* _Task details_: All records need to be reproduced exactly. Keep every word as it is.

* _Records for the exercise_:
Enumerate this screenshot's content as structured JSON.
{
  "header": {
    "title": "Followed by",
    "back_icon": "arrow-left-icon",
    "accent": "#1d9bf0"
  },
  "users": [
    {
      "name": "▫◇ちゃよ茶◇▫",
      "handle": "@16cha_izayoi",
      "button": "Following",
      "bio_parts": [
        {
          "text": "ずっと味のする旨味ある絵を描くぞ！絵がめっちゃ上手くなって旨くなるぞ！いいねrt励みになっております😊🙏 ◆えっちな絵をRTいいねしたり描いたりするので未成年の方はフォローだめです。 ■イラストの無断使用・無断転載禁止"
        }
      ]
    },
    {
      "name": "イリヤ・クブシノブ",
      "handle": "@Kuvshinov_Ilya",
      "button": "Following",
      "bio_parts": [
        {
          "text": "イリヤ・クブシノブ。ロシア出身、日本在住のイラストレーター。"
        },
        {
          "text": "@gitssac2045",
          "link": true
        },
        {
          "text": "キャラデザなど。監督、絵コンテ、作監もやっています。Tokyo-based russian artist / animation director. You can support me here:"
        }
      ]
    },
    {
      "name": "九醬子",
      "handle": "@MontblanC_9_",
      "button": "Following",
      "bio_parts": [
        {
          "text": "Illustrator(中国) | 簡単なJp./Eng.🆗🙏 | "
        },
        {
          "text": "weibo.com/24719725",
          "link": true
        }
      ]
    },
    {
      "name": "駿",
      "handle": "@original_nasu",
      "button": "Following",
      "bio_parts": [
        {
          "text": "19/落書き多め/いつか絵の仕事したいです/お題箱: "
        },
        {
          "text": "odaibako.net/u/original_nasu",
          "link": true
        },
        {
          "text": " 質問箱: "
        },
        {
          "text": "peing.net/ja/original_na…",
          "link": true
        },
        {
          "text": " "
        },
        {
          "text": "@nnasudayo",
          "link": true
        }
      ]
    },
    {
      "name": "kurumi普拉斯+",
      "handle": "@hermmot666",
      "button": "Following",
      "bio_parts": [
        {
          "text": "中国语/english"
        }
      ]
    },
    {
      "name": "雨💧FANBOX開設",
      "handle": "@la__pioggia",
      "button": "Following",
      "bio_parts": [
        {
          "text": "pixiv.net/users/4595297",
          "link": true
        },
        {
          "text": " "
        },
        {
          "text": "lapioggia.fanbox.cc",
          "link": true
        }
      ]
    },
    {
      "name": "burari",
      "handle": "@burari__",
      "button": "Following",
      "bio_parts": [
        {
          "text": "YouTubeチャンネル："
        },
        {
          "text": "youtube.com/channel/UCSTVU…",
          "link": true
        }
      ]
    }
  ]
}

* _Solution to this task_:
Enumerate this screenshot's content as structured JSON.
{
  "header": {
    "title": "Followed by",
    "back_icon": "arrow-left-icon",
    "accent": "#1d9bf0"
  },
  "users": [
    {
      "name": "▫◇ちゃよ茶◇▫",
      "handle": "@16cha_izayoi",
      "button": "Following",
      "bio_parts": [
        {
          "text": "ずっと味のする旨味ある絵を描くぞ！絵がめっちゃ上手くなって旨くなるぞ！いいねrt励みになっております😊🙏 ◆えっちな絵をRTいいねしたり描いたりするので未成年の方はフォローだめです。 ■イラストの無断使用・無断転載禁止"
        }
      ]
    },
    {
      "name": "イリヤ・クブシノブ",
      "handle": "@Kuvshinov_Ilya",
      "button": "Following",
      "bio_parts": [
        {
          "text": "イリヤ・クブシノブ。ロシア出身、日本在住のイラストレーター。"
        },
        {
          "text": "@gitssac2045",
          "link": true
        },
        {
          "text": "キャラデザなど。監督、絵コンテ、作監もやっています。Tokyo-based russian artist / animation director. You can support me here:"
        }
      ]
    },
    {
      "name": "九醬子",
      "handle": "@MontblanC_9_",
      "button": "Following",
      "bio_parts": [
        {
          "text": "Illustrator(中国) | 簡単なJp./Eng.🆗🙏 | "
        },
        {
          "text": "weibo.com/24719725",
          "link": true
        }
      ]
    },
    {
      "name": "駿",
      "handle": "@original_nasu",
      "button": "Following",
      "bio_parts": [
        {
          "text": "19/落書き多め/いつか絵の仕事したいです/お題箱: "
        },
        {
          "text": "odaibako.net/u/original_nasu",
          "link": true
        },
        {
          "text": " 質問箱: "
        },
        {
          "text": "peing.net/ja/original_na…",
          "link": true
        },
        {
          "text": " "
        },
        {
          "text": "@nnasudayo",
          "link": true
        }
      ]
    },
    {
      "name": "kurumi普拉斯+",
      "handle": "@hermmot666",
      "button": "Following",
      "bio_parts": [
        {
          "text": "中国语/english"
        }
      ]
    },
    {
      "name": "雨💧FANBOX開設",
      "handle": "@la__pioggia",
      "button": "Following",
      "bio_parts": [
        {
          "text": "pixiv.net/users/4595297",
          "link": true
        },
        {
          "text": " "
        },
        {
          "text": "lapioggia.fanbox.cc",
          "link": true
        }
      ]
    },
    {
      "name": "burari",
      "handle": "@burari__",
      "button": "Following",
      "bio_parts": [
        {
          "text": "YouTubeチャンネル："
        },
        {
          "text": "youtube.com/channel/UCSTVU…",
          "link": true
        }
      ]
    }
  ]
}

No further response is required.